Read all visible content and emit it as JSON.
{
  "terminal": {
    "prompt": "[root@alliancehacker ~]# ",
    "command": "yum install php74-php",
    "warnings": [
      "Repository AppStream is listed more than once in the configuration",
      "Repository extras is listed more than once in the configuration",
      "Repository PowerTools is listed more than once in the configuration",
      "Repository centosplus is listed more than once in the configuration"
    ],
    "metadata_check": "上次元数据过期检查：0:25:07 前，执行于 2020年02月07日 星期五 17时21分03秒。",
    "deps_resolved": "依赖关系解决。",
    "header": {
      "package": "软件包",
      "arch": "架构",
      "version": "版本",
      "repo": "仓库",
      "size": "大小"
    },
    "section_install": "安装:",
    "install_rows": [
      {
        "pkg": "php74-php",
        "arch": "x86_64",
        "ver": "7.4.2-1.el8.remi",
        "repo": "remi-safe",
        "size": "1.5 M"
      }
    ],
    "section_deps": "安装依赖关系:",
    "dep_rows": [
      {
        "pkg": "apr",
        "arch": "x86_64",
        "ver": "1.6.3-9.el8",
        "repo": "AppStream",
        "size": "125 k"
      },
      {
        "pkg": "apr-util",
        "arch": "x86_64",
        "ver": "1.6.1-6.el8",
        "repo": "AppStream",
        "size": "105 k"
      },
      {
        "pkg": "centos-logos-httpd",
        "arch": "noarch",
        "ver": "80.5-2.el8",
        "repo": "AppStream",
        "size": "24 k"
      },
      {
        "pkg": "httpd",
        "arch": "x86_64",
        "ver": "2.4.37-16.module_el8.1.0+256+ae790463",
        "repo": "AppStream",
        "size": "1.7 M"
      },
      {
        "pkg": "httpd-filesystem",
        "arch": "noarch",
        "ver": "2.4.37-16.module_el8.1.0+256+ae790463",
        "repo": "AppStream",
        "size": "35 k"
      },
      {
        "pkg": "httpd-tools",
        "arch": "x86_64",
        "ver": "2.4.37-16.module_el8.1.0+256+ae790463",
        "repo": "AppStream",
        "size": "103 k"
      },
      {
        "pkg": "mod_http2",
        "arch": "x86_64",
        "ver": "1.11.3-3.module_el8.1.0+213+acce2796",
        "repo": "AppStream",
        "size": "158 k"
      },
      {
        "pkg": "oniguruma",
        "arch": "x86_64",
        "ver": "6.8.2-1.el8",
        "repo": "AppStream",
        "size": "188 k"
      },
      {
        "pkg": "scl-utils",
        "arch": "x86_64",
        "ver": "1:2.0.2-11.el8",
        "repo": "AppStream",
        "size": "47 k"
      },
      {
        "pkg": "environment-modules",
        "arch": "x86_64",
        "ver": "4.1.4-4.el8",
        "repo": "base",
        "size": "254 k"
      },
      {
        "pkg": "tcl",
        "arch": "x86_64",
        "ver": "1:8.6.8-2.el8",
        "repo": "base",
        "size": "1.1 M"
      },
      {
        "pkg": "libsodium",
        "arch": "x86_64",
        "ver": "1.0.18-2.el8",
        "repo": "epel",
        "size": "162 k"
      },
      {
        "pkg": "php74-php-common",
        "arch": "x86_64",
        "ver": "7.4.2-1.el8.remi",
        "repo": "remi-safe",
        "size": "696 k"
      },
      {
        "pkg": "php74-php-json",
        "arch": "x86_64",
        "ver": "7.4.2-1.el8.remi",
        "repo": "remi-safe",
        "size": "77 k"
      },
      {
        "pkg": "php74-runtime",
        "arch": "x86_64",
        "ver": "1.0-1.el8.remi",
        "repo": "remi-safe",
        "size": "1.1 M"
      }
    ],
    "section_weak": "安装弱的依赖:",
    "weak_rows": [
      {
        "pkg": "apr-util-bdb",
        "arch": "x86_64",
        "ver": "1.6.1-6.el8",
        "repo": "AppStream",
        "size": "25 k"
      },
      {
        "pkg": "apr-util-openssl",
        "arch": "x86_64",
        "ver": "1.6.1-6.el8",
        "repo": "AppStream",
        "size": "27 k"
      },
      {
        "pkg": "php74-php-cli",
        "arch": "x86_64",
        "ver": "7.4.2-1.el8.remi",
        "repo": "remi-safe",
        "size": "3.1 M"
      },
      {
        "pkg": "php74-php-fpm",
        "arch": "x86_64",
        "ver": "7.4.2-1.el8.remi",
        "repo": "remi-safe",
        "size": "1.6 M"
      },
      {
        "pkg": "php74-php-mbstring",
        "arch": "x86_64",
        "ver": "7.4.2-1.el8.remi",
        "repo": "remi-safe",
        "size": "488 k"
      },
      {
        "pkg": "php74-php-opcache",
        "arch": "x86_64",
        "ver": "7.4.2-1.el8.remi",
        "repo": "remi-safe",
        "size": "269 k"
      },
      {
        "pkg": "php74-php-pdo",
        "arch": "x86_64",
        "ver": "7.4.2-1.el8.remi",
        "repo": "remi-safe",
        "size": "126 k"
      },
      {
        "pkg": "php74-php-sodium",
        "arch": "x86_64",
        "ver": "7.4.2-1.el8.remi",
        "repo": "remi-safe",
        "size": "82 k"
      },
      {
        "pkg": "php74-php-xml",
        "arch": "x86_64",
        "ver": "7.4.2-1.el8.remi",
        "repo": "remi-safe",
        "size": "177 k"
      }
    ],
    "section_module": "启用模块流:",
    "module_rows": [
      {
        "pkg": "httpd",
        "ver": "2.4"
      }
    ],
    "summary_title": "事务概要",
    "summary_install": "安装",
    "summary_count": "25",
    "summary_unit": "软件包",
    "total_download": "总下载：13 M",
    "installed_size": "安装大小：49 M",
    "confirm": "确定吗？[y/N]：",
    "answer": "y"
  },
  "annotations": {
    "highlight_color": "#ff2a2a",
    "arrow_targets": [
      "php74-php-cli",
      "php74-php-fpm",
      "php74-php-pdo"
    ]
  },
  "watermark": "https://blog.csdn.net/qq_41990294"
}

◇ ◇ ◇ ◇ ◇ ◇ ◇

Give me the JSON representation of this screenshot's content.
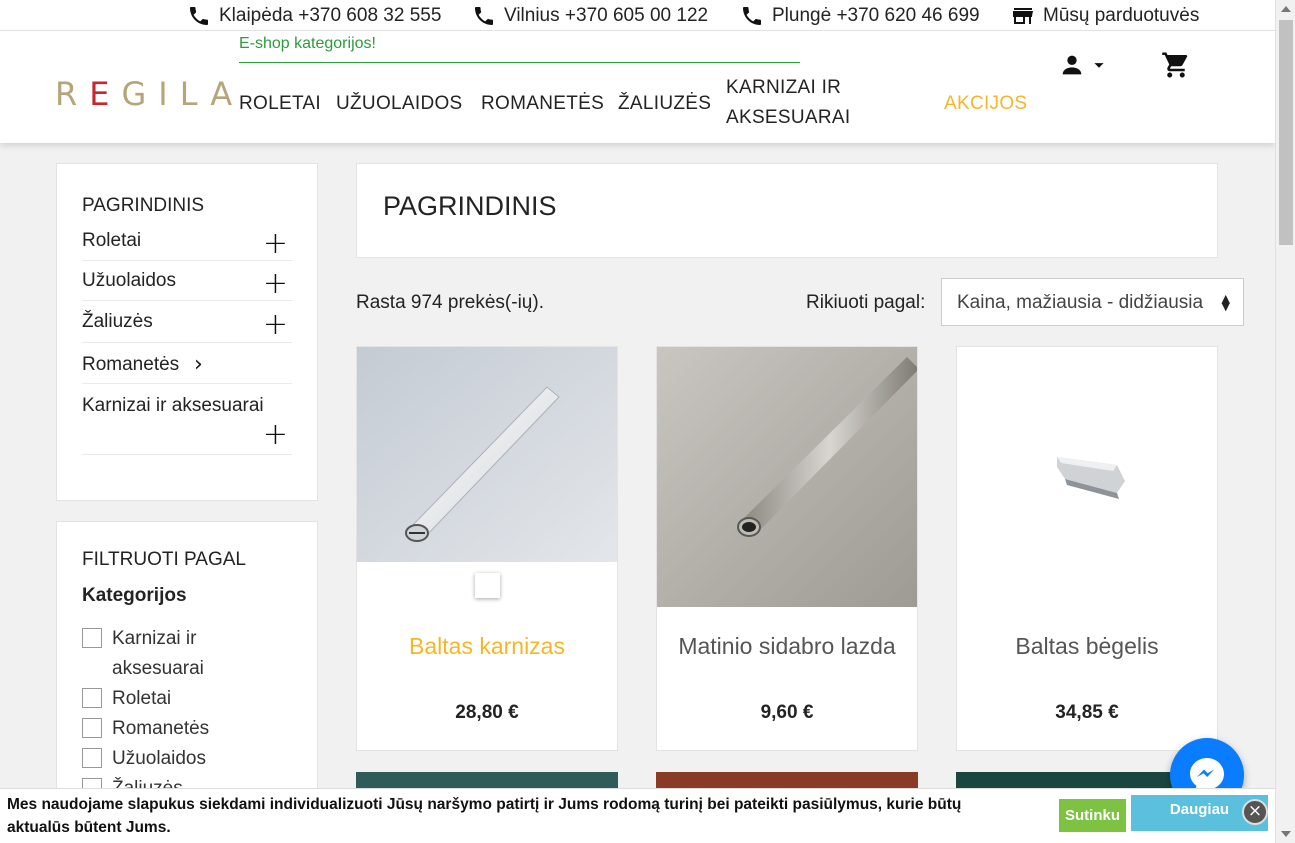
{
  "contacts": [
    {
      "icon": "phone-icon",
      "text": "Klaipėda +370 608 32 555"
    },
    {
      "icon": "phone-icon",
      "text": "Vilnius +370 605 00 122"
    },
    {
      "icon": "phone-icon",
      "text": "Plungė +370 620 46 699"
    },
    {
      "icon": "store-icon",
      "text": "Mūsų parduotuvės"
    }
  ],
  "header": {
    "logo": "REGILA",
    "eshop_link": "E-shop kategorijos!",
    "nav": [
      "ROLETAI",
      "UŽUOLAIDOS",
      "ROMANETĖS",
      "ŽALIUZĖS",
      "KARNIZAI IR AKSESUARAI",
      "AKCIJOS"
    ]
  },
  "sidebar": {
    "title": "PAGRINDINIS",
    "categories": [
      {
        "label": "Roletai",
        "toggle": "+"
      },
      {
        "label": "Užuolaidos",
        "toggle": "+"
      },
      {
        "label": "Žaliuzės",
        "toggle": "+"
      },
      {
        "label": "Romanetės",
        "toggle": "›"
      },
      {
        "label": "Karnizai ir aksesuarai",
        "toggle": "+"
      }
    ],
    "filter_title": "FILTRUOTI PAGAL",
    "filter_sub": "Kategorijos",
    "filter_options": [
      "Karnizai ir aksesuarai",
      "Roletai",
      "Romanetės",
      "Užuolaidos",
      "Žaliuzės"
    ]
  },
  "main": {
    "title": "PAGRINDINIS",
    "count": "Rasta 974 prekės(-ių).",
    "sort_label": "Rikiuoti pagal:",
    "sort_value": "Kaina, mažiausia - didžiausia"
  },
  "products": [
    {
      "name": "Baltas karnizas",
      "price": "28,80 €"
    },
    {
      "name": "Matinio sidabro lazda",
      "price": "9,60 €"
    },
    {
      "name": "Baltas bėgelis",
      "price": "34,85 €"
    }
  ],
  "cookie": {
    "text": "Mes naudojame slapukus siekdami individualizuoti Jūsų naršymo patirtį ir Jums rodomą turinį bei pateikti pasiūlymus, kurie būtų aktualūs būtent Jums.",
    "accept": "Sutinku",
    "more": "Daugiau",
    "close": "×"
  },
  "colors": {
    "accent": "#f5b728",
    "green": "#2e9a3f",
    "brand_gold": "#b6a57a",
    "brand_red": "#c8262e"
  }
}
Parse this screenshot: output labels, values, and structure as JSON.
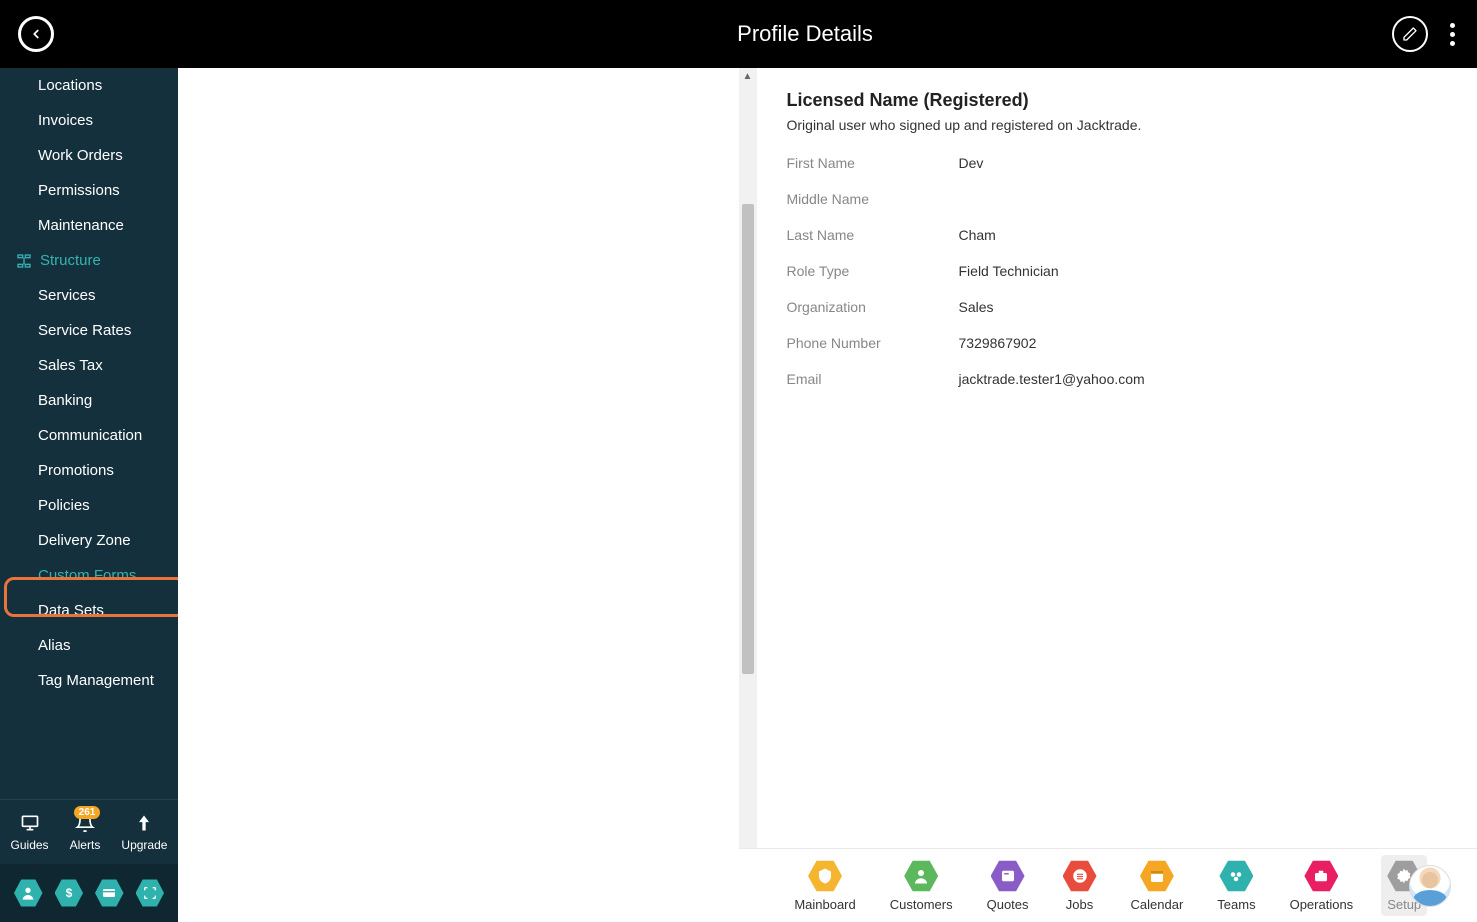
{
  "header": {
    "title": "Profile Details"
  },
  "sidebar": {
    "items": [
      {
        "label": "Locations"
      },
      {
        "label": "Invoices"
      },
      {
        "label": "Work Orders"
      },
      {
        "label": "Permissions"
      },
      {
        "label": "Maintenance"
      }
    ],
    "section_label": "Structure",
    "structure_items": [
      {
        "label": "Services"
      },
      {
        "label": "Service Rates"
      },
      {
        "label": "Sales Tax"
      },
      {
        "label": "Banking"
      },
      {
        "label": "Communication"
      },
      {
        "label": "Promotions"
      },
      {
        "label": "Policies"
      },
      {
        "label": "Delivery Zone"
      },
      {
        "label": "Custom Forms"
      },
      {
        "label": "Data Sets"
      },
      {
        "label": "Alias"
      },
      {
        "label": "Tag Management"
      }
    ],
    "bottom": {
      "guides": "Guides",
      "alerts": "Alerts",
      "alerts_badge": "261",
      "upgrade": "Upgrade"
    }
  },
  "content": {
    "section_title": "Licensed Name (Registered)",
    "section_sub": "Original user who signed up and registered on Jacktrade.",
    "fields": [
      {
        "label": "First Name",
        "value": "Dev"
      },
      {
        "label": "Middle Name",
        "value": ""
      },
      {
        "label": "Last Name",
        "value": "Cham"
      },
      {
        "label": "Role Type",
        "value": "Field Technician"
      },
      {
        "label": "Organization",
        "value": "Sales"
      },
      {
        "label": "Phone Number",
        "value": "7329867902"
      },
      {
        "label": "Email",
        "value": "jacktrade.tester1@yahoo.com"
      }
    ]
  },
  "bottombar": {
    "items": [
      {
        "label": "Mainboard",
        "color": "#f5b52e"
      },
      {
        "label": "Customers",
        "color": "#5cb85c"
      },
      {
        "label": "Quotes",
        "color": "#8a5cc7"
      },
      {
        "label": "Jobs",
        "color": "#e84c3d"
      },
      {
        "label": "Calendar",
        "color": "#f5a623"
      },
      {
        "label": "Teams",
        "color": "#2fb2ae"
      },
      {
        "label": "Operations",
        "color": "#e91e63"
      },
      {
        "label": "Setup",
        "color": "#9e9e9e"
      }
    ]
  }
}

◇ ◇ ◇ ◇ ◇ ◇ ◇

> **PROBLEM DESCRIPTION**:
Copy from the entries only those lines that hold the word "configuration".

> **RESULT OF THIS TASK**:
      "Repository AppStream is listed more than once in the configuration",
      "Repository extras is listed more than once in the configuration",
      "Repository PowerTools is listed more than once in the configuration",
      "Repository centosplus is listed more than once in the configuration"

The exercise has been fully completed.